What to work on:
Each entry shown below is to be reproduced exactly.
———
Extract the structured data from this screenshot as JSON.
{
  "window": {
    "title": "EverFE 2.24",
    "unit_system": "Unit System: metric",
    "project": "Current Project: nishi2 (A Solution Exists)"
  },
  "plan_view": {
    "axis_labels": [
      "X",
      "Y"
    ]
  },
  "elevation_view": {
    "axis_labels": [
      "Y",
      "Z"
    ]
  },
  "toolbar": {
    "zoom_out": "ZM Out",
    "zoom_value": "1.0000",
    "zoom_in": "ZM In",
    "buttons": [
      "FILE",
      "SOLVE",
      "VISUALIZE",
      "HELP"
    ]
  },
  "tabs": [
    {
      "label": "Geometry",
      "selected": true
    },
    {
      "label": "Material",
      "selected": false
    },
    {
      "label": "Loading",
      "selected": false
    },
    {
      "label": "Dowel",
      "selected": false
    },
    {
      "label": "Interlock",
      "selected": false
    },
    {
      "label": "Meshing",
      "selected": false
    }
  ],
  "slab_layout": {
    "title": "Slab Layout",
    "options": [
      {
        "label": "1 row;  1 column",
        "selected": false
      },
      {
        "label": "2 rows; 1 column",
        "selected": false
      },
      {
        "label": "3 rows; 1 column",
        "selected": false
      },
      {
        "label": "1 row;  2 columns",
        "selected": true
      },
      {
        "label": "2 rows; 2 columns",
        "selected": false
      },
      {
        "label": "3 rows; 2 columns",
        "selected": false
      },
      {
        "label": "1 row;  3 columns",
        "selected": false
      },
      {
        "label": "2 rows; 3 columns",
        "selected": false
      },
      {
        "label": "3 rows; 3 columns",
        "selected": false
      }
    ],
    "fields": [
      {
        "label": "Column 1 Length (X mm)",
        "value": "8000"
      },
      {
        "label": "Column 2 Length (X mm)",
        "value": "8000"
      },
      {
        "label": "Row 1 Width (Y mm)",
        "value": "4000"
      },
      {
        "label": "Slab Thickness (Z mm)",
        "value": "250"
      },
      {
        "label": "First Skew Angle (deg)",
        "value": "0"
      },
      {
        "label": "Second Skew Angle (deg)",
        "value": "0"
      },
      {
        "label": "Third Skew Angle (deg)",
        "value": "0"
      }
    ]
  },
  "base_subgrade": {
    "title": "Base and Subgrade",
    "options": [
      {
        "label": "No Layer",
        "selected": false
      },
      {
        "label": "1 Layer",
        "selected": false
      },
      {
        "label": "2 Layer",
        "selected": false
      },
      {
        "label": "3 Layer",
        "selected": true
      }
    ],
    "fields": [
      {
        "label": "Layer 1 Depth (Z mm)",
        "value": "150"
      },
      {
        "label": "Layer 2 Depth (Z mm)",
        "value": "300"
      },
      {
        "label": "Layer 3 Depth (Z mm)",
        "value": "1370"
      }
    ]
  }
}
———
Solution for this problem:
Extract the structured data from this screenshot as JSON.
{
  "window": {
    "title": "EverFE 2.24",
    "unit_system": "Unit System: metric",
    "project": "Current Project: nishi2 (A Solution Exists)"
  },
  "plan_view": {
    "axis_labels": [
      "X",
      "Y"
    ]
  },
  "elevation_view": {
    "axis_labels": [
      "Y",
      "Z"
    ]
  },
  "toolbar": {
    "zoom_out": "ZM Out",
    "zoom_value": "1.0000",
    "zoom_in": "ZM In",
    "buttons": [
      "FILE",
      "SOLVE",
      "VISUALIZE",
      "HELP"
    ]
  },
  "tabs": [
    {
      "label": "Geometry",
      "selected": true
    },
    {
      "label": "Material",
      "selected": false
    },
    {
      "label": "Loading",
      "selected": false
    },
    {
      "label": "Dowel",
      "selected": false
    },
    {
      "label": "Interlock",
      "selected": false
    },
    {
      "label": "Meshing",
      "selected": false
    }
  ],
  "slab_layout": {
    "title": "Slab Layout",
    "options": [
      {
        "label": "1 row;  1 column",
        "selected": false
      },
      {
        "label": "2 rows; 1 column",
        "selected": false
      },
      {
        "label": "3 rows; 1 column",
        "selected": false
      },
      {
        "label": "1 row;  2 columns",
        "selected": true
      },
      {
        "label": "2 rows; 2 columns",
        "selected": false
      },
      {
        "label": "3 rows; 2 columns",
        "selected": false
      },
      {
        "label": "1 row;  3 columns",
        "selected": false
      },
      {
        "label": "2 rows; 3 columns",
        "selected": false
      },
      {
        "label": "3 rows; 3 columns",
        "selected": false
      }
    ],
    "fields": [
      {
        "label": "Column 1 Length (X mm)",
        "value": "8000"
      },
      {
        "label": "Column 2 Length (X mm)",
        "value": "8000"
      },
      {
        "label": "Row 1 Width (Y mm)",
        "value": "4000"
      },
      {
        "label": "Slab Thickness (Z mm)",
        "value": "250"
      },
      {
        "label": "First Skew Angle (deg)",
        "value": "0"
      },
      {
        "label": "Second Skew Angle (deg)",
        "value": "0"
      },
      {
        "label": "Third Skew Angle (deg)",
        "value": "0"
      }
    ]
  },
  "base_subgrade": {
    "title": "Base and Subgrade",
    "options": [
      {
        "label": "No Layer",
        "selected": false
      },
      {
        "label": "1 Layer",
        "selected": false
      },
      {
        "label": "2 Layer",
        "selected": false
      },
      {
        "label": "3 Layer",
        "selected": true
      }
    ],
    "fields": [
      {
        "label": "Layer 1 Depth (Z mm)",
        "value": "150"
      },
      {
        "label": "Layer 2 Depth (Z mm)",
        "value": "300"
      },
      {
        "label": "Layer 3 Depth (Z mm)",
        "value": "1370"
      }
    ]
  }
}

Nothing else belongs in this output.